Social media is a great way for many of us to maintain instant communication, find things we need or want, make reservations and whatever. But like many things that seem like lollipops and sunshine, it has its dark side and we can’t permit ourselves the luxury of not knowing about that aspect of it. We need to remain the guardians of the naive.

A young girl who was naive about the dark side, who was yearning to be just like other young girls and just wanted to fit in, may have made a fatal mistake on one of her social media sites. Little did she suspect that creating different

Image for post
Image for post

Nicole Lovell

personalities on a variety of sites wouldn’t lead to romance and acceptance but the grave.

The girl who had a series of physical challenges since she was little more than a toddler was a victim of bullying at her school where she was mocked for her weight. Did they know or care that it was due to meds she had to take to insure that her liver transplant wouldn’t be rejected? She didn’t know it but someone was waiting to victimize her one last time and he may have had an associate.

Now the headlines are full of the gruesome details of this young girl’s untimely death and how it may have all been made possible by that wonderful social media we all love. More details, undoubtedly, will come out but for now we are watching interviews with her father and step-mother who indicate they closely monitored her social media but didn’t know the extent of her connections.

CBS-TV6 indicated:

“Investigators believe David Eisenhauer, the Virginia Tech student accused of killing 13-year-old Nicole Lovell, had an inappropriate relationship with the middle-school student, a law enforcement official said.

The 13-year-old was planning to expose their relationship, the official said, and investigators believe he stabbed her to prevent that.”

One of the sites which may have searchable leads in the investigation is Kik, an app that allows users to send anonymous messages and which the girl may have used. Newsweek indicated that one of the sites used by Nicole, Facebook’s Teen Dating and Flirting, has disappeared.
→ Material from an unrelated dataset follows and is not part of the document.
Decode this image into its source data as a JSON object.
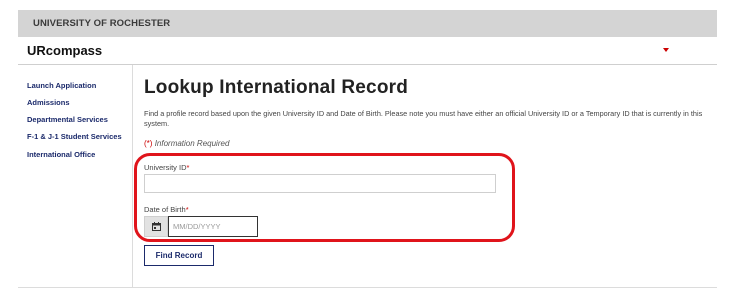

Where do you go? Screen Retriever posted a listing of popular teen apps with a brief description of each. As this site notes, parents now have to be more cognizant of online parenting. Many parents may believe that once they’ve set the privacy features on Facebook that they’re home free. Not so. Keeping a listing of a current set of new apps may not be an easy task, but parenting sites can help and should be in any parent’s computer bookmarks listing for easy access.

We’ve seen how social media has been used to convince, or more appropriately lure, young women into the clutches of terrorists. How can anyone believe this

Image for post
Image for post

Philip Markoff, ABC News

easy-to-use medium wouldn’t be used for other unsavory purposes? A med student,Philip Markoff, in Boston, trolled Craigslist to seek women who he initially robbed and then killed. A brilliant student and future physician addicted to gambling, Markoff had a storybook beach wedding planned to another medical student when he was ultimately arrested. He killed himself in jail.

I’m not an internet parenting expert, so I would suggest that you do a bit of researching on some sites that indicate they can provide guidance in this area. They are:

Get Net Wise

SafeKids.com

software: CyberPatrol

You should seek out more sites than what I’ve listed here and keep one thing in mind; don’t put the computer, tablets or cell phones where you can’t see how they’re being used. Keep a computer in a child or teen’s bedroom may be something they want for privacy sake, but it can also provide opportunity for predators. Kids will kick up a fuss but what would you rather have an angry teen or a dead one? Easy choice here.

Time for a parent-teen talk about the realities of the internet and the care everyone needs to take. Is a VPN (virtual private network) needed to keep your location safe? Consider looking into it.

Get the Medium app

A button that says 'Download on the App Store', and if clicked it will lead you to the iOS App store
A button that says 'Get it on, Google Play', and if clicked it will lead you to the Google Play store